Dear reader,

The most prescient advice I’ve ever received was also the most simple: “Get over it.”

That nugget of wisdom came courtesy of my mom, who was listening to me complain for the umpteenth time about a situation I’ve nearly forgotten that occurred during a year of high school I hardly remember.

After my griping finally trailed off, she simply said, “You’re always going to have to deal with difficult people. Get over it.”

Her sagacious quip remains a governing philosophy of mine. Although I wish this was a universal platitude, an entirely different phrase, this one less than constructive, has seeped into the public sphere.

As 2019 rapidly approaches, so too have the myriad resolutions. Increasingly, I’ve noticed the phrase “Cut toxic people from your life” appearing as a New Year’s pledge.

Although on the surface level this seems to be common sense, the underlying message behind it is fundamentally flawed.

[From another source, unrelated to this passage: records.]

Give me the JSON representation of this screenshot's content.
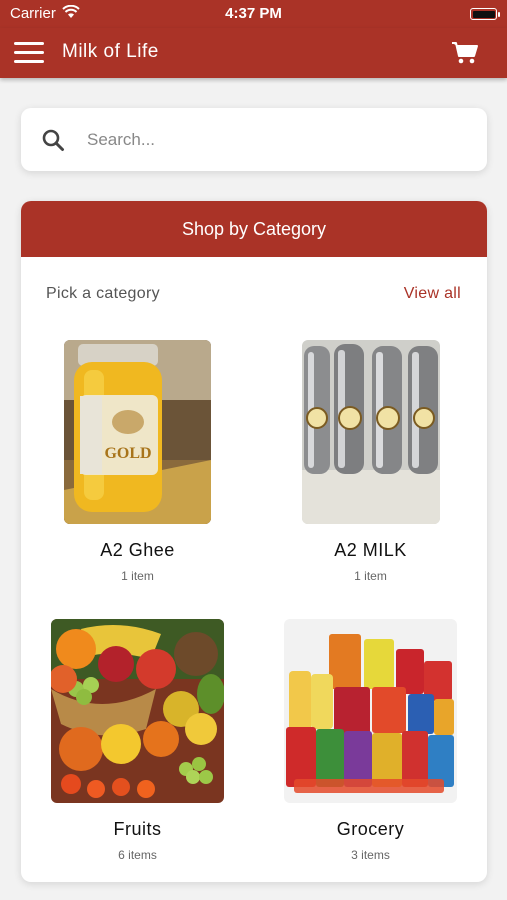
{
  "status_bar": {
    "carrier": "Carrier",
    "time": "4:37 PM"
  },
  "app_bar": {
    "title": "Milk of Life"
  },
  "search": {
    "placeholder": "Search..."
  },
  "category_section": {
    "header": "Shop by Category",
    "subtitle": "Pick a category",
    "view_all": "View all",
    "items": [
      {
        "name": "A2 Ghee",
        "count": "1 item",
        "image": "ghee-jar-photo"
      },
      {
        "name": "A2 MILK",
        "count": "1 item",
        "image": "steel-bottles-photo"
      },
      {
        "name": "Fruits",
        "count": "6 items",
        "image": "fruit-basket-photo"
      },
      {
        "name": "Grocery",
        "count": "3 items",
        "image": "grocery-products-photo"
      }
    ]
  },
  "colors": {
    "brand": "#aa3327",
    "background": "#f2f2f2"
  }
}
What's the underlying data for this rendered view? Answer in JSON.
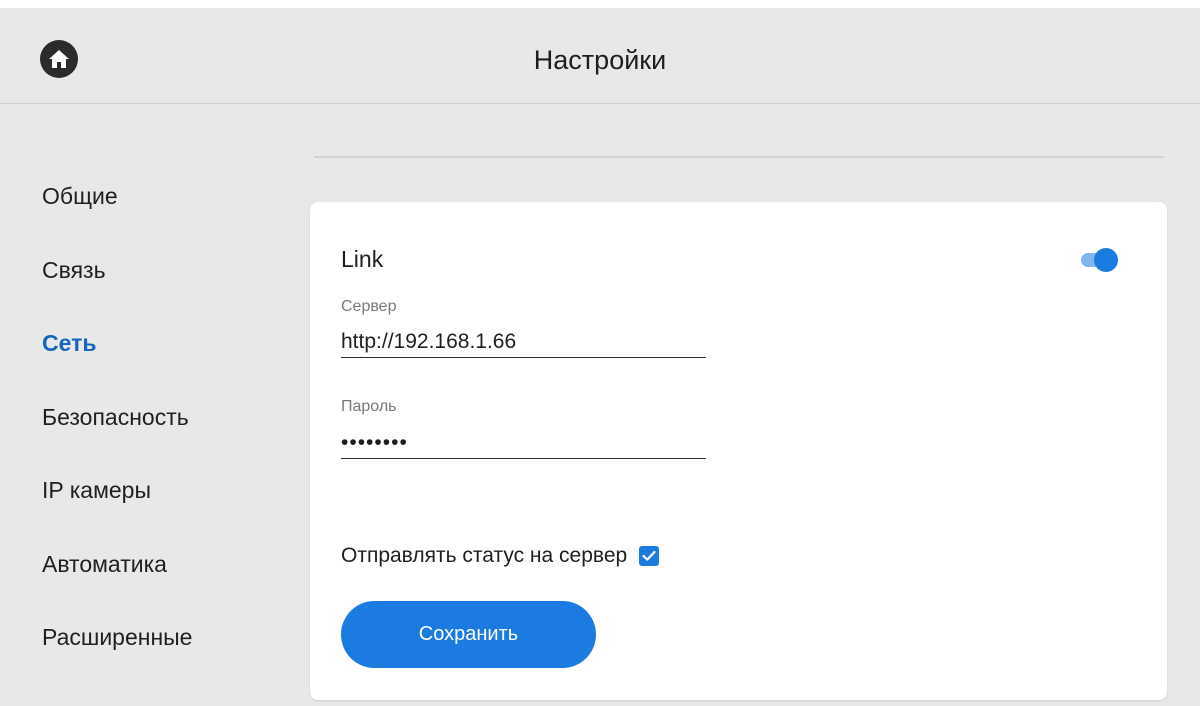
{
  "header": {
    "title": "Настройки",
    "home_icon": "home-icon"
  },
  "sidebar": {
    "active_color": "#1565c0",
    "items": [
      {
        "label": "Общие",
        "active": false
      },
      {
        "label": "Связь",
        "active": false
      },
      {
        "label": "Сеть",
        "active": true
      },
      {
        "label": "Безопасность",
        "active": false
      },
      {
        "label": "IP камеры",
        "active": false
      },
      {
        "label": "Автоматика",
        "active": false
      },
      {
        "label": "Расширенные",
        "active": false
      }
    ]
  },
  "link_card": {
    "title": "Link",
    "enabled": true,
    "server": {
      "label": "Сервер",
      "value": "http://192.168.1.66"
    },
    "password": {
      "label": "Пароль",
      "value": "••••••••"
    },
    "send_status": {
      "label": "Отправлять статус на сервер",
      "checked": true
    },
    "save_label": "Сохранить"
  },
  "colors": {
    "accent": "#1b7be0",
    "toggle_track": "#7fb6ee",
    "background": "#e8e8e8",
    "card": "#ffffff"
  }
}
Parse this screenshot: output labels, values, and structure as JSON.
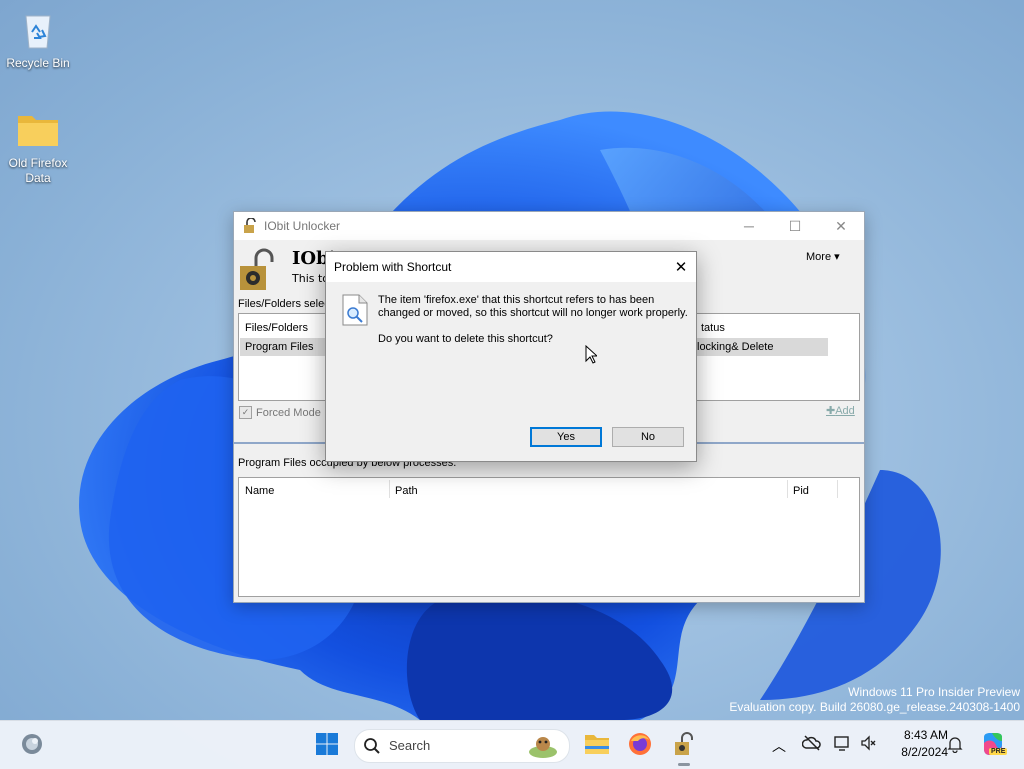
{
  "desktop": {
    "icons": [
      {
        "label": "Recycle Bin"
      },
      {
        "label": "Old Firefox Data"
      }
    ],
    "watermark": {
      "line1": "Windows 11 Pro Insider Preview",
      "line2": "Evaluation copy. Build 26080.ge_release.240308-1400"
    }
  },
  "app": {
    "title": "IObit Unlocker",
    "brand": "IObi",
    "subtitle": "This to",
    "more_label": "More",
    "files_section_label": "Files/Folders selec",
    "files_table": {
      "headers": [
        "Files/Folders",
        "tatus"
      ],
      "rows": [
        {
          "name": "Program Files",
          "status": "locking& Delete"
        }
      ]
    },
    "forced_mode_label": "Forced Mode",
    "add_label": "Add",
    "processes_label": "Program Files occupied by below processes.",
    "process_table": {
      "headers": [
        "Name",
        "Path",
        "Pid"
      ]
    }
  },
  "dialog": {
    "title": "Problem with Shortcut",
    "message_line1": "The item 'firefox.exe' that this shortcut refers to has been",
    "message_line2": "changed or moved, so this shortcut will no longer work properly.",
    "question": "Do you want to delete this shortcut?",
    "yes_label": "Yes",
    "no_label": "No"
  },
  "taskbar": {
    "search_placeholder": "Search",
    "time": "8:43 AM",
    "date": "8/2/2024",
    "copilot_badge": "PRE"
  },
  "colors": {
    "accent": "#0078d7",
    "bloom_dark": "#0a3fbf",
    "bloom_light": "#2f7dff"
  }
}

Of course, legitimately toxic people exist out there. Everyone has probably encountered at least one. They are those who seek to manipulate, whose motives are never clear until after they’ve accomplished whatever selfish goal they aspire to.

Those kinds of people should absolutely be sequestered from one’s life. However, it’d be no stretch of the imagination to say such individuals are few and far between.

I can’t shake the feeling that the loaded description of a person as “toxic” is overapplied. I’m concerned that the label is being misappropriated and is brandished against those who merely annoy us. In those cases, my mom’s advice certainly applies.

I’m sorry, Nancy, but your lazy group member probably isn’t a “toxic” person. They’re probably just aggravating.

People can be annoying, sometimes even downright mean, without being “toxic.”

Rather than being removable, these people present one of the best opportunities for us to grow as human beings. After all, what good is patience if we never use it? What good is kindness when we only grant it to those we deem worthy of it?

Don’t shirk away from those you find aggravating. Instead, apply the occasion as a lesson in becoming a better person. At the very least, don’t avoid them just because you don’t want to deal with them.

Inevitably, life will throw difficult people our way. In order to improve, we must go a step beyond “getting over it” and strive to grow from it.

Best regards,

Ben Larsen

Managing Editor